ACTIVITY -> Reproduce the records exactly. Leave the pictures out.

------------------------

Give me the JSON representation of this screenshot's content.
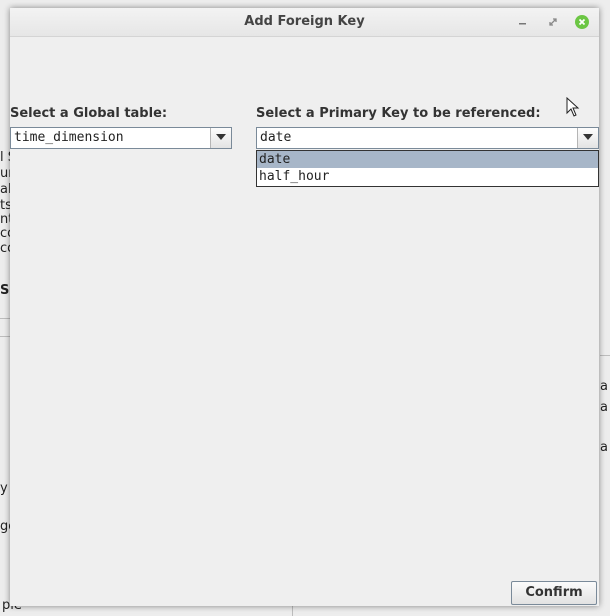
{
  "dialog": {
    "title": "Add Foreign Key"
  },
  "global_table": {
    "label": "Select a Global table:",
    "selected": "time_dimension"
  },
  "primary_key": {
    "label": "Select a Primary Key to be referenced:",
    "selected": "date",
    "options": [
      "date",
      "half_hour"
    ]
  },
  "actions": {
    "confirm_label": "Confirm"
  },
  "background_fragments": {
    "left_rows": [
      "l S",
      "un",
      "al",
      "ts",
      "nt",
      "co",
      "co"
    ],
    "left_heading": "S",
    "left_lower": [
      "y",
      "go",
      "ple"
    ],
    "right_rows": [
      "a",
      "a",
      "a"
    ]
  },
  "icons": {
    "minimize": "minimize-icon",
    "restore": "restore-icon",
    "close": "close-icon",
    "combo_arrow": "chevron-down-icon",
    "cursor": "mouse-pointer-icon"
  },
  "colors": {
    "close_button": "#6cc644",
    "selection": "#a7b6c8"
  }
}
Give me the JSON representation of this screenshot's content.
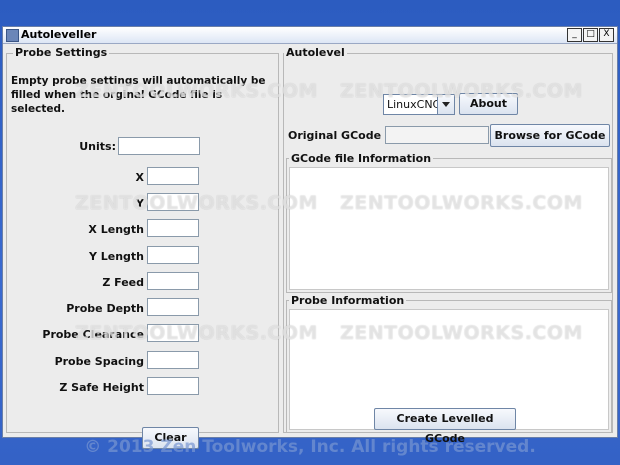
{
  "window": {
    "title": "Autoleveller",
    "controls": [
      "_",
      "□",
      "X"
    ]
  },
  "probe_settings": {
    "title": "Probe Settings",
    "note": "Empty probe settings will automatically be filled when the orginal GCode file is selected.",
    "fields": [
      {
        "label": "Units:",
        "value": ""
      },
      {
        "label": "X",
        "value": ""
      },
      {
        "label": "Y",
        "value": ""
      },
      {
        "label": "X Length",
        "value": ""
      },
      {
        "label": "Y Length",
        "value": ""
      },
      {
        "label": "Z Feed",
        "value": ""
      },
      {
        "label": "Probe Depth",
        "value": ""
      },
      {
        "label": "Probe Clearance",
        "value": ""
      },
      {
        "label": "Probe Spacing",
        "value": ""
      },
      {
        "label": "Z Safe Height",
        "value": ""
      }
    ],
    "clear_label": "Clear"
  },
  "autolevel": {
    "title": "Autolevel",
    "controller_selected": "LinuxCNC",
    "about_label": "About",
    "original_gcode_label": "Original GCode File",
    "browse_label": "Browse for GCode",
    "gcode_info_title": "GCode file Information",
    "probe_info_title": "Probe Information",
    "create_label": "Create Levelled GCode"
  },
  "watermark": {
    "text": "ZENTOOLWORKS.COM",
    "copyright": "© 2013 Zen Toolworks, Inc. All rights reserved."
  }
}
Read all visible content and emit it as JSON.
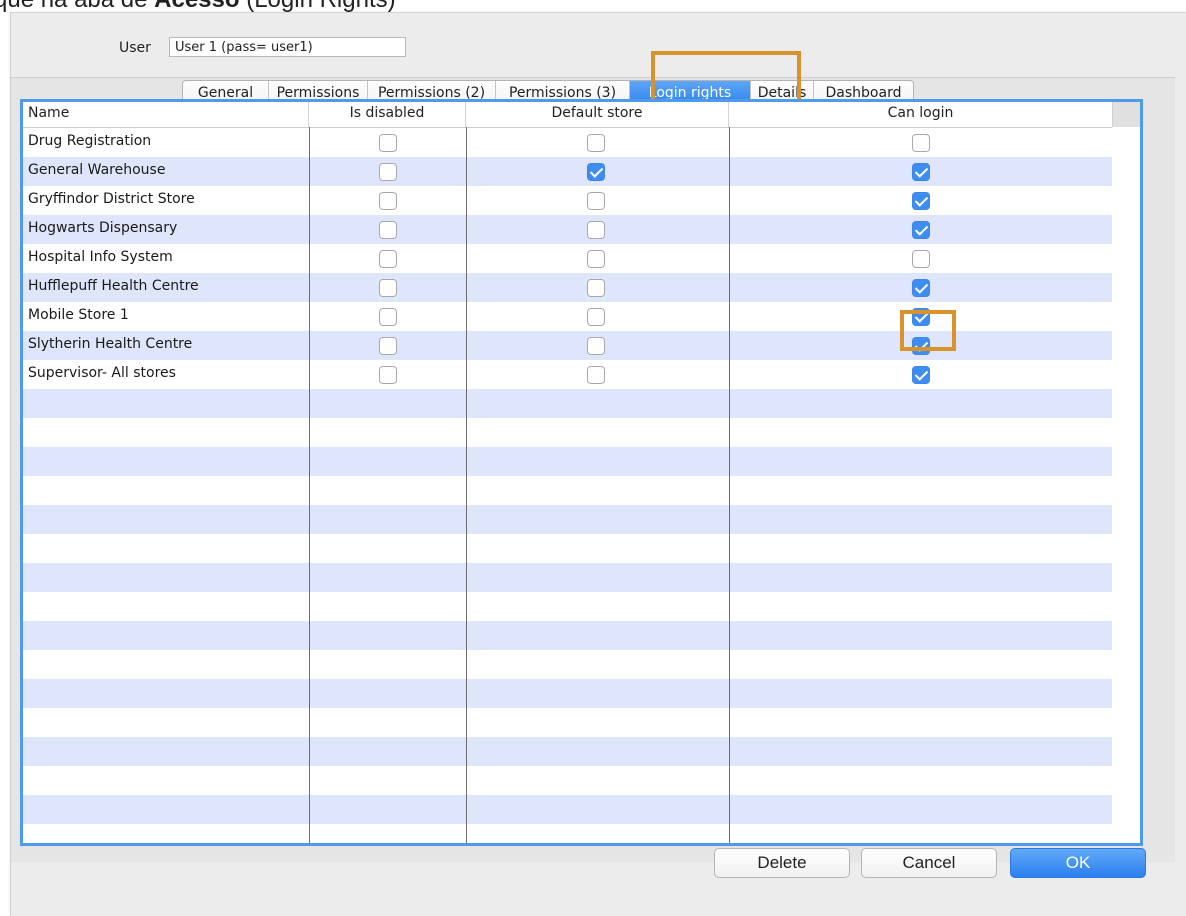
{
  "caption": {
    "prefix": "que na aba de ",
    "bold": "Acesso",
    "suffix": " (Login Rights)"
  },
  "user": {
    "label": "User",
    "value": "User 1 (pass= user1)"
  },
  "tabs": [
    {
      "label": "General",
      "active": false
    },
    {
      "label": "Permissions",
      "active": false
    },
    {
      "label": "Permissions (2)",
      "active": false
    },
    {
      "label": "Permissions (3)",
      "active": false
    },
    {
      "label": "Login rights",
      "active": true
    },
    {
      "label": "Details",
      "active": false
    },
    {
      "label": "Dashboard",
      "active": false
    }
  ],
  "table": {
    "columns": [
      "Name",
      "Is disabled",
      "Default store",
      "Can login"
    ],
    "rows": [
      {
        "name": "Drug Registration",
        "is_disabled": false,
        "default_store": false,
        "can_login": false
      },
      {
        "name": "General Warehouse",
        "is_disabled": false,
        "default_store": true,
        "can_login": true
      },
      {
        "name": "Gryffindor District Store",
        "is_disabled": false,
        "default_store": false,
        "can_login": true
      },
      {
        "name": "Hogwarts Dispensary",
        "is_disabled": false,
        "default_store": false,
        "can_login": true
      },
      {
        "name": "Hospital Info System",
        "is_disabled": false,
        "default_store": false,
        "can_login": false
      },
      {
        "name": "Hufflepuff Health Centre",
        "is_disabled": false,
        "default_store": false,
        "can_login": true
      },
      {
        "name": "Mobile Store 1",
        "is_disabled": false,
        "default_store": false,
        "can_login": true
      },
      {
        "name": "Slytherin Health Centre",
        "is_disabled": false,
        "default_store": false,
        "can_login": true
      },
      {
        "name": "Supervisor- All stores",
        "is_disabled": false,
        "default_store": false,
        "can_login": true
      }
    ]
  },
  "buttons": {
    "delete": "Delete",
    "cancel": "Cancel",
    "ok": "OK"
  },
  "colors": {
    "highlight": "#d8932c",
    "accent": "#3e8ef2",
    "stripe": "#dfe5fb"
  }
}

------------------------

RESPONSE BOX ->
Give me the JSON representation of this screenshot's content.
{
  "dialog": {
    "title": "Add Foreign Key"
  },
  "global_table": {
    "label": "Select a Global table:",
    "selected": "time_dimension"
  },
  "primary_key": {
    "label": "Select a Primary Key to be referenced:",
    "selected": "date",
    "options": [
      "date",
      "half_hour"
    ]
  },
  "actions": {
    "confirm_label": "Confirm"
  },
  "background_fragments": {
    "left_rows": [
      "l S",
      "un",
      "al",
      "ts",
      "nt",
      "co",
      "co"
    ],
    "left_heading": "S",
    "left_lower": [
      "y",
      "go",
      "ple"
    ],
    "right_rows": [
      "a",
      "a",
      "a"
    ]
  },
  "icons": {
    "minimize": "minimize-icon",
    "restore": "restore-icon",
    "close": "close-icon",
    "combo_arrow": "chevron-down-icon",
    "cursor": "mouse-pointer-icon"
  },
  "colors": {
    "close_button": "#6cc644",
    "selection": "#a7b6c8"
  }
}
Give me the JSON representation of this screenshot's content.
{
  "window": {
    "title": "Autoleveller",
    "controls": [
      "_",
      "□",
      "X"
    ]
  },
  "probe_settings": {
    "title": "Probe Settings",
    "note": "Empty probe settings will automatically be filled when the orginal GCode file is selected.",
    "fields": [
      {
        "label": "Units:",
        "value": ""
      },
      {
        "label": "X",
        "value": ""
      },
      {
        "label": "Y",
        "value": ""
      },
      {
        "label": "X Length",
        "value": ""
      },
      {
        "label": "Y Length",
        "value": ""
      },
      {
        "label": "Z Feed",
        "value": ""
      },
      {
        "label": "Probe Depth",
        "value": ""
      },
      {
        "label": "Probe Clearance",
        "value": ""
      },
      {
        "label": "Probe Spacing",
        "value": ""
      },
      {
        "label": "Z Safe Height",
        "value": ""
      }
    ],
    "clear_label": "Clear"
  },
  "autolevel": {
    "title": "Autolevel",
    "controller_selected": "LinuxCNC",
    "about_label": "About",
    "original_gcode_label": "Original GCode File",
    "browse_label": "Browse for GCode",
    "gcode_info_title": "GCode file Information",
    "probe_info_title": "Probe Information",
    "create_label": "Create Levelled GCode"
  },
  "watermark": {
    "text": "ZENTOOLWORKS.COM",
    "copyright": "© 2013 Zen Toolworks, Inc. All rights reserved."
  }
}
Read all visible content and emit it as JSON.
{
  "caption": {
    "prefix": "que na aba de ",
    "bold": "Acesso",
    "suffix": " (Login Rights)"
  },
  "user": {
    "label": "User",
    "value": "User 1 (pass= user1)"
  },
  "tabs": [
    {
      "label": "General",
      "active": false
    },
    {
      "label": "Permissions",
      "active": false
    },
    {
      "label": "Permissions (2)",
      "active": false
    },
    {
      "label": "Permissions (3)",
      "active": false
    },
    {
      "label": "Login rights",
      "active": true
    },
    {
      "label": "Details",
      "active": false
    },
    {
      "label": "Dashboard",
      "active": false
    }
  ],
  "table": {
    "columns": [
      "Name",
      "Is disabled",
      "Default store",
      "Can login"
    ],
    "rows": [
      {
        "name": "Drug Registration",
        "is_disabled": false,
        "default_store": false,
        "can_login": false
      },
      {
        "name": "General Warehouse",
        "is_disabled": false,
        "default_store": true,
        "can_login": true
      },
      {
        "name": "Gryffindor District Store",
        "is_disabled": false,
        "default_store": false,
        "can_login": true
      },
      {
        "name": "Hogwarts Dispensary",
        "is_disabled": false,
        "default_store": false,
        "can_login": true
      },
      {
        "name": "Hospital Info System",
        "is_disabled": false,
        "default_store": false,
        "can_login": false
      },
      {
        "name": "Hufflepuff Health Centre",
        "is_disabled": false,
        "default_store": false,
        "can_login": true
      },
      {
        "name": "Mobile Store 1",
        "is_disabled": false,
        "default_store": false,
        "can_login": true
      },
      {
        "name": "Slytherin Health Centre",
        "is_disabled": false,
        "default_store": false,
        "can_login": true
      },
      {
        "name": "Supervisor- All stores",
        "is_disabled": false,
        "default_store": false,
        "can_login": true
      }
    ]
  },
  "buttons": {
    "delete": "Delete",
    "cancel": "Cancel",
    "ok": "OK"
  },
  "colors": {
    "highlight": "#d8932c",
    "accent": "#3e8ef2",
    "stripe": "#dfe5fb"
  }
}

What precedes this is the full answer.